Mitch Albom always seems to have the wonderful ability of drawing the reader in to the heart of his stories. What made The Magic Strings of Frankie Presto even more interesting, in my opinion, was the use of narration by Music. By having the voice of a specific talent talk about the main character, Frankie, and take us through his life we are able to get a better, truer sense of who Frankie was a person. Even through Music loved Frankie, Music is also able to view Frankie exactly as he was: with all of his gifts and faults.

As Music takes us through the stories, they are all connected through one thought: “Everyone joins a band in this life.” Albom was rather genius in the way he is able to construct Frankie Presto’s remarkable history. Albom was able to weave Presto’s existence into the real history of the twentieth century music scene. Presto was there with Elvis; he toured with Duke Ellington; Frankie inspired Little Richard; he taught Ingrid Michaelson. In many different ways, Frankie Presto played in many different bands – he had a part in the creation of different types of music, music that would become the landscape for many generations to explore. It is with the help of his magic strings that Frankie is able to influence more than he realizes.

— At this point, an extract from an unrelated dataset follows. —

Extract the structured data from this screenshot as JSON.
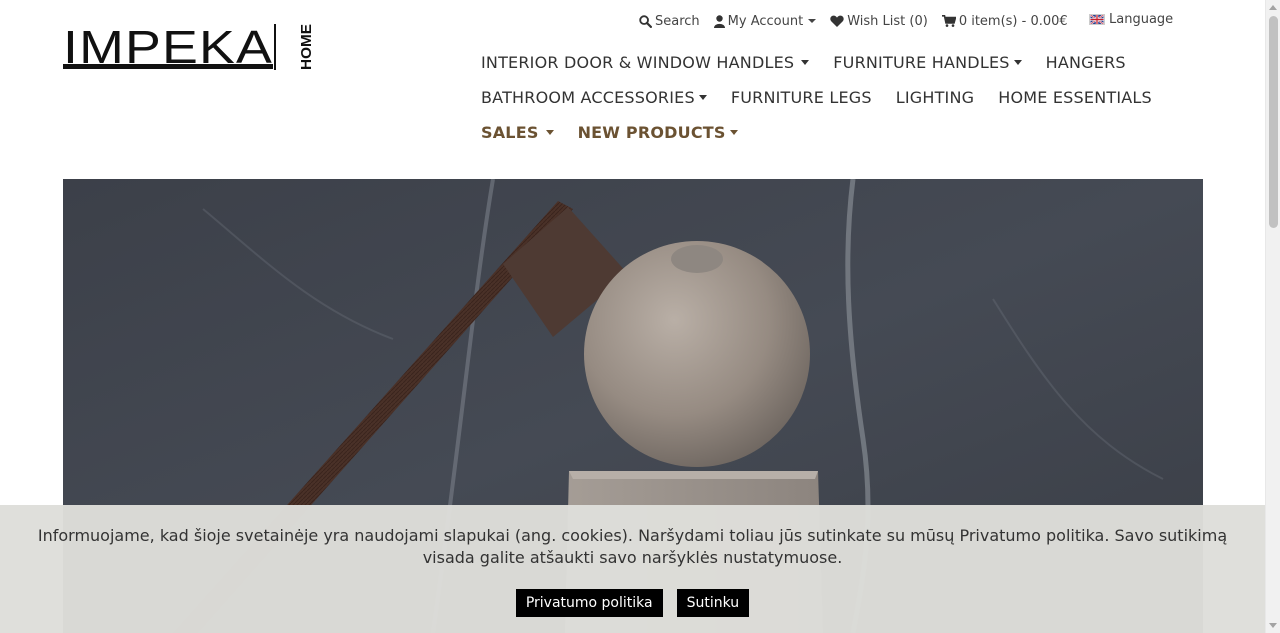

But as it was stated, “everyone joins a band in this life,”and Frankie’s most important band became the one he formed with the love of his life, Aurora. Frankie and Aurora’s love story could have been a story on it’s own, but it become so much more powerful in the context of Frankie’s gift of music. It is this relationship that means the most to him, and so becomes the inspiration for many of the things that he does and the decisions that he makes.

Mitch Albom once again created a masterpiece that speaks directly to the heart of the reader. With The Magic Strings of Frankie Presto, Albom shows how our talents hold power not only ourselves, but those that we come in contact with. Our talents can influence others whether we realize it or not, and it is these bonds which are formed that are the true magic.